by David Morstad
Thirty nine years ago this week, I began a clinical internship at a state-run institution for people with what was known at the time as mental retardation. I learned from many fine and caring teachers, nurses, psychologists and other professionals. I also came to know many people with disabilities, of course, but those relationships were vastly different.
In 1976, the line was drawn. Call it personal boundary, professional distance, or anything else that seeks to maintain the institutional balance. The line between staff and resident was drawn and everyone understood it.
I was reminded of that institution when I revisited an autobiography written by one of its former residents, Cindy Bentley. Her story is remarkable. Born with a developmental disability due to her mother’s drug and alcohol use, Cindy’s turbulent childhood included a nonexistent family, shameful treatment in foster care and, ultimately, institutional placement. Encouraged to become active in Special Olympics, Cindy showed remarkable athletic ability and eventually competed on an international level. Armed with poise, natural ability, and a story to tell, she was eventually appointed a global spokesperson for Special Olympics International. In her days since the institution, Cindy has traveled the world and been a guest of the White House under two administrations – Clinton in 2000 and Bush in 2001. While she still bears the physical and emotional scars of abuse, both from the institution and from foster care, her advocacy is relentless. Today, she serves as the executive director of People First of Wisconsin where she continues to lead efforts toward employment, transportation and affordable housing for people with disabilities.
About a year ago, during a car ride together, Cindy and I had the chance to talk. I finally confided to her that we were at the same institution at the same time in the 1970s. We never met while we were there, but we remembered some of the same people, and had frequented some of the same buildings. That’s about where the shared experience ended, however. While I recalled less-than-perfect classrooms, she vividly recalled the nights and the fear of abuse that often came in the dark. When I spoke about old friends I had lost touch with long ago, she spoke of old friends now resting in graves marked only with numbers because there was no family to claim them as their own.
This story is significant, because an institution is more than a place. It is a mindset. As places, they are largely disappearing from the American landscape; in fact, they are a thing of the past in many states. As a mindset, however, they have the potential to live on wherever lines of “us” and “them” are drawn. They live on in community-based homes whenever compliance takes precedent over relationships; they live on in transition plans that talk more about tasks than about hopes and dreams; and they live on in houses of worship where people are more objects of mercy than subjects of community.

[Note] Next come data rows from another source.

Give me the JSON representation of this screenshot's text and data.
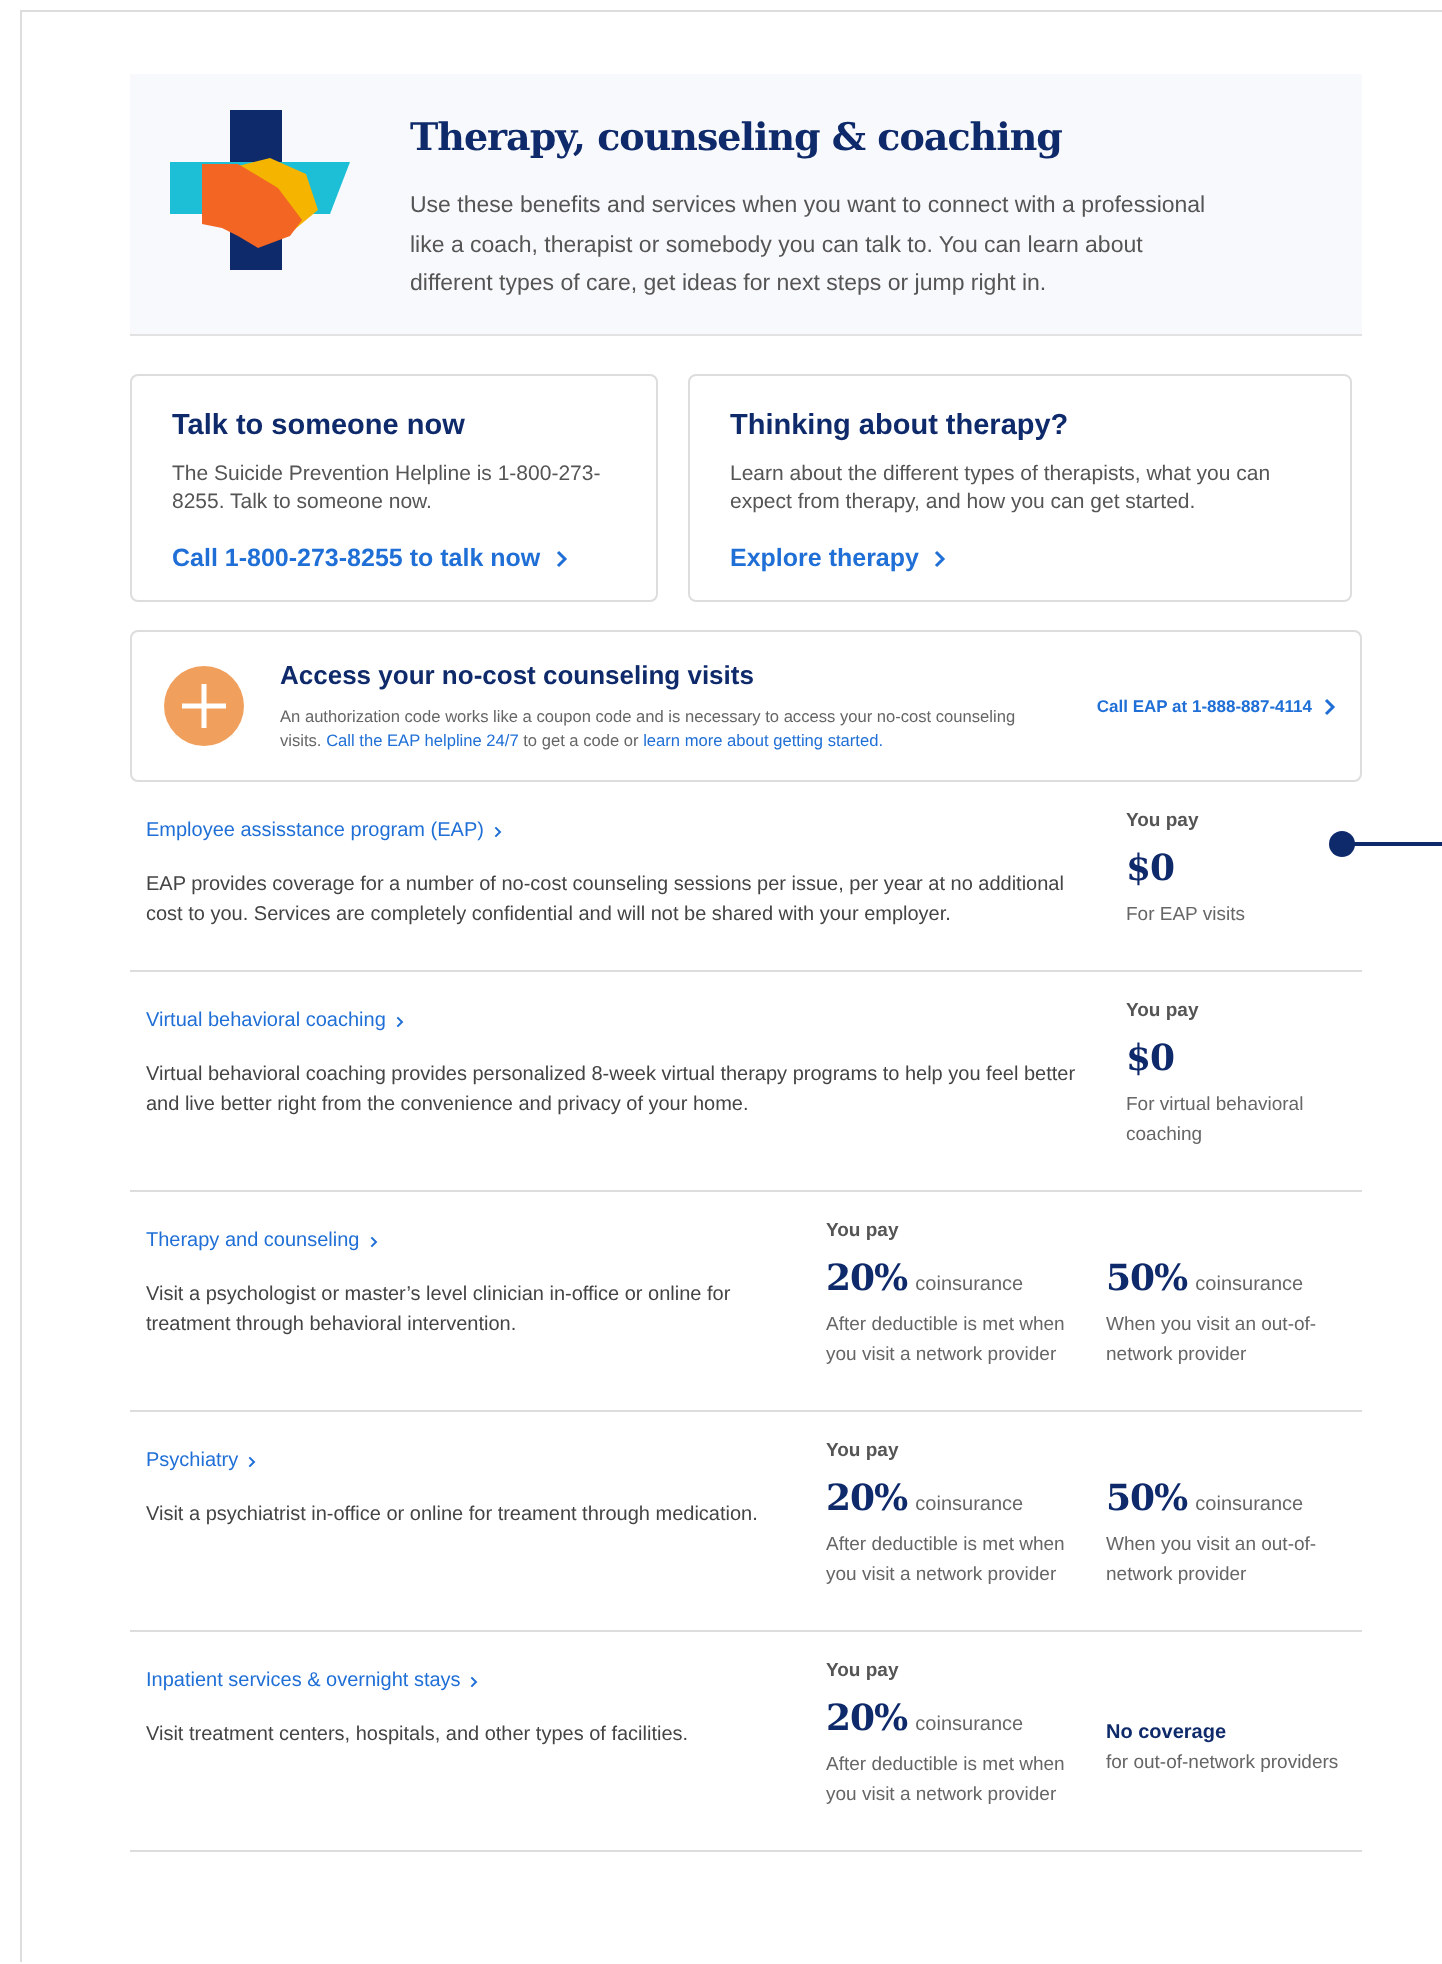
{
  "header": {
    "title": "Therapy, counseling & coaching",
    "description": "Use these benefits and services when you want to connect with a professional like a coach, therapist or somebody you can talk to. You can learn about different types of care, get ideas for next steps or jump right in."
  },
  "cards": [
    {
      "title": "Talk to someone now",
      "body": "The Suicide Prevention Helpline is 1-800-273-8255. Talk to someone now.",
      "link": "Call 1-800-273-8255 to talk now"
    },
    {
      "title": "Thinking about therapy?",
      "body": "Learn about the different types of therapists, what you can expect from therapy, and how you can get started.",
      "link": "Explore therapy"
    }
  ],
  "banner": {
    "title": "Access your no-cost counseling visits",
    "segments": [
      {
        "kind": "text",
        "text": "An authorization code works like a coupon code and is necessary to access your no-cost counseling visits. "
      },
      {
        "kind": "link",
        "text": "Call the EAP helpline 24/7"
      },
      {
        "kind": "text",
        "text": " to get a code or "
      },
      {
        "kind": "link",
        "text": "learn more about getting started."
      }
    ],
    "action": "Call EAP at 1-888-887-4114"
  },
  "benefits": [
    {
      "kind": "single",
      "title": "Employee assisstance program (EAP)",
      "description": "EAP provides coverage for a number of no-cost counseling sessions per issue, per year at no additional cost to you. Services are completely confidential and will not be shared with your employer.",
      "you_pay": "You pay",
      "connector": true,
      "costs": [
        {
          "kind": "amount",
          "amount": "$0",
          "note": "For EAP visits"
        }
      ]
    },
    {
      "kind": "single",
      "title": "Virtual behavioral coaching",
      "description": "Virtual behavioral coaching provides personalized 8-week virtual therapy programs to help you feel better and live better right from the convenience and privacy of your home.",
      "you_pay": "You pay",
      "connector": false,
      "costs": [
        {
          "kind": "amount",
          "amount": "$0",
          "note": "For virtual behavioral coaching"
        }
      ]
    },
    {
      "kind": "split",
      "title": "Therapy and counseling",
      "description": "Visit a psychologist or master’s level clinician in-office or online for treatment through behavioral intervention.",
      "you_pay": "You pay",
      "connector": false,
      "costs": [
        {
          "kind": "amount",
          "amount": "20%",
          "unit": "coinsurance",
          "note": "After deductible is met when you visit a network provider"
        },
        {
          "kind": "amount",
          "amount": "50%",
          "unit": "coinsurance",
          "note": "When you visit an out-of-network provider"
        }
      ]
    },
    {
      "kind": "split",
      "title": "Psychiatry",
      "description": "Visit a psychiatrist in-office or online for treament through medication.",
      "you_pay": "You pay",
      "connector": false,
      "costs": [
        {
          "kind": "amount",
          "amount": "20%",
          "unit": "coinsurance",
          "note": "After deductible is met when you visit a network provider"
        },
        {
          "kind": "amount",
          "amount": "50%",
          "unit": "coinsurance",
          "note": "When you visit an out-of-network provider"
        }
      ]
    },
    {
      "kind": "split",
      "title": "Inpatient services & overnight stays",
      "description": "Visit treatment centers, hospitals, and other types of facilities.",
      "you_pay": "You pay",
      "connector": false,
      "costs": [
        {
          "kind": "amount",
          "amount": "20%",
          "unit": "coinsurance",
          "note": "After deductible is met when you visit a network provider"
        },
        {
          "kind": "none",
          "heading": "No coverage",
          "note": "for out-of-network providers"
        }
      ]
    }
  ]
}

I am honored and grateful for the chance to know Cindy Bentley, for when it comes to understanding disability, this much I have learned: One of us is the expert, and one of us is not.